The letter by Cedernaes and Benedict (1) commenting on our article in this issue of Diabetes (2) raised some very interesting points and valuable insights that, in future studies, will further our understanding of parent-offspring transmission of disease and effective intervention strategies. We would like to address the points raised and provide additional discussion.
We agree that the timing of exercise could be extremely important. In our study, we started diet and exercise interventions prior to pregnancy for technical reasons, which limited our interpretations. We postulate that the epigenetic modification occurs during fetal development likely around midgestation when myogenesis is initiated since hypermethylation of the Pgc-1α promoter observed at birth was apparent in the skeletal muscle but not the liver. Other studies have reported positive impacts on offspring metabolic outcomes with maternal exercise started prior to pregnancy (3–5). Carefully designed timing studies will be of great value to human situations where pregnancy may not be noticed or diagnosed for some weeks or months after conception.
Cedernaes and Benedict discussed a very interesting study showing paternal obesity causing an early onset of β-cell dysfunction in the offspring (6). Ascertaining whether exercise is effective in preventing this or other types of negative impacts of paternal obesity to the offspring is clearly very important. The findings will be pertinent to the timing question as well.
Finally, based on findings by Barrès et al. (7), the authors raised the possibility of intergenerational impact of a single bout of exercise during pregnancy. Considering the following, we speculate that this is unlikely. First, we showed that under normal chow conditions, in the absence of maternal obesity, maternal exercise did not cause Pgc-1α hypomethylation or impact later metabolic function in the offspring.
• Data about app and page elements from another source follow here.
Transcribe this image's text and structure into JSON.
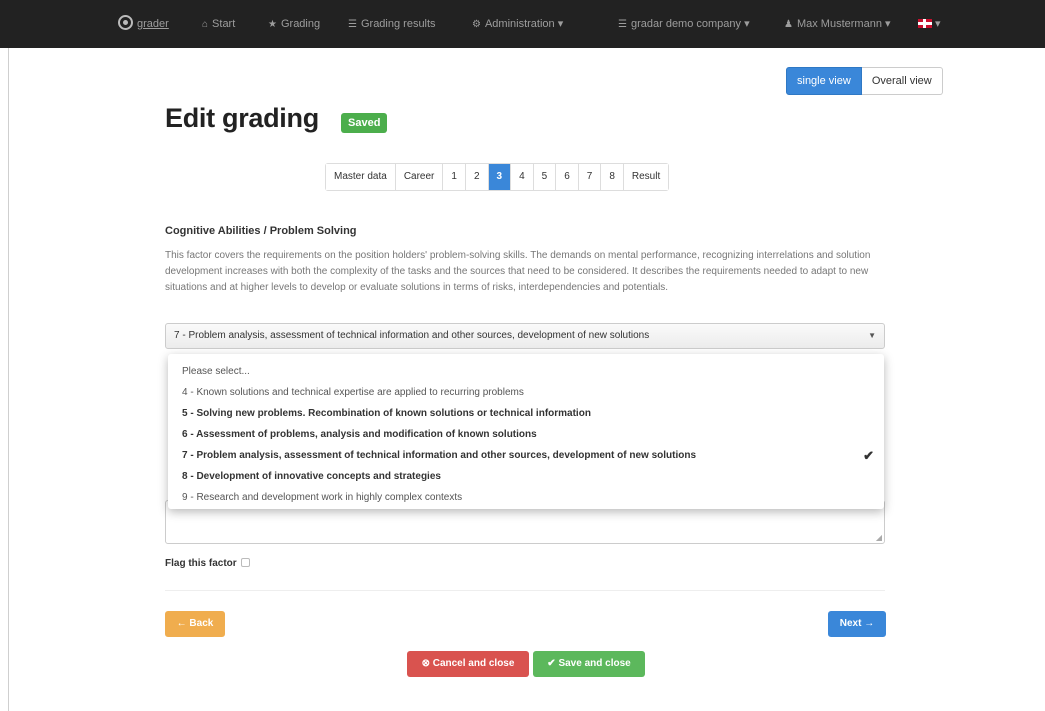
{
  "navbar": {
    "brand": "grader",
    "items": [
      {
        "icon": "home-icon",
        "glyph": "⌂",
        "label": "Start"
      },
      {
        "icon": "star-icon",
        "glyph": "★",
        "label": "Grading"
      },
      {
        "icon": "list-icon",
        "glyph": "☰",
        "label": "Grading results"
      },
      {
        "icon": "gear-icon",
        "glyph": "⚙",
        "label": "Administration ▾"
      },
      {
        "icon": "company-icon",
        "glyph": "☰",
        "label": "gradar demo company ▾"
      },
      {
        "icon": "user-icon",
        "glyph": "♟",
        "label": "Max Mustermann ▾"
      },
      {
        "icon": "flag-uk-icon",
        "glyph": "",
        "label": "▾"
      }
    ]
  },
  "view_toggle": {
    "single": "single view",
    "overall": "Overall view"
  },
  "page": {
    "title": "Edit grading",
    "status_badge": "Saved"
  },
  "pagination": {
    "pages": [
      "Master data",
      "Career",
      "1",
      "2",
      "3",
      "4",
      "5",
      "6",
      "7",
      "8",
      "Result"
    ],
    "active": "3"
  },
  "factor": {
    "title": "Cognitive Abilities / Problem Solving",
    "description": "This factor covers the requirements on the position holders' problem-solving skills. The demands on mental performance, recognizing interrelations and solution development increases with both the complexity of the tasks and the sources that need to be considered. It describes the requirements needed to adapt to new situations and at higher levels to develop or evaluate solutions in terms of risks, interdependencies and potentials.",
    "selected_value": "7 - Problem analysis, assessment of technical information and other sources, development of new solutions",
    "options": [
      {
        "label": "Please select...",
        "bold": false,
        "checked": false
      },
      {
        "label": "4 - Known solutions and technical expertise are applied to recurring problems",
        "bold": false,
        "checked": false
      },
      {
        "label": "5 - Solving new problems. Recombination of known solutions or technical information",
        "bold": true,
        "checked": false
      },
      {
        "label": "6 - Assessment of problems, analysis and modification of known solutions",
        "bold": true,
        "checked": false
      },
      {
        "label": "7 - Problem analysis, assessment of technical information and other sources, development of new solutions",
        "bold": true,
        "checked": true
      },
      {
        "label": "8 - Development of innovative concepts and strategies",
        "bold": true,
        "checked": false
      },
      {
        "label": "9 - Research and development work in highly complex contexts",
        "bold": false,
        "checked": false
      }
    ]
  },
  "flag_label": "Flag this factor",
  "buttons": {
    "back": "← Back",
    "next": "Next →",
    "cancel": "⊗ Cancel and close",
    "save": "✔ Save and close"
  },
  "colors": {
    "primary": "#3a87d9",
    "success": "#5cb85c",
    "danger": "#d9534f",
    "warning": "#f0ad4e",
    "navbar": "#222222"
  }
}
Second, our findings were in the offspring muscle, and it was the mothers that performed the exercise. Third, we measured basal level Pgc-1α methylation while Barrès et al. (7) detected transiently induced methylation possibly through the action of a different epigenetic machinery. In sum, we suspect that the epigenetic effect of maternal exercise we observed is not a direct response to muscle contraction, but likely to an improved uterine milieu in the mother.
Duality of Interest. No potential conflicts of interest relevant to this article were reported.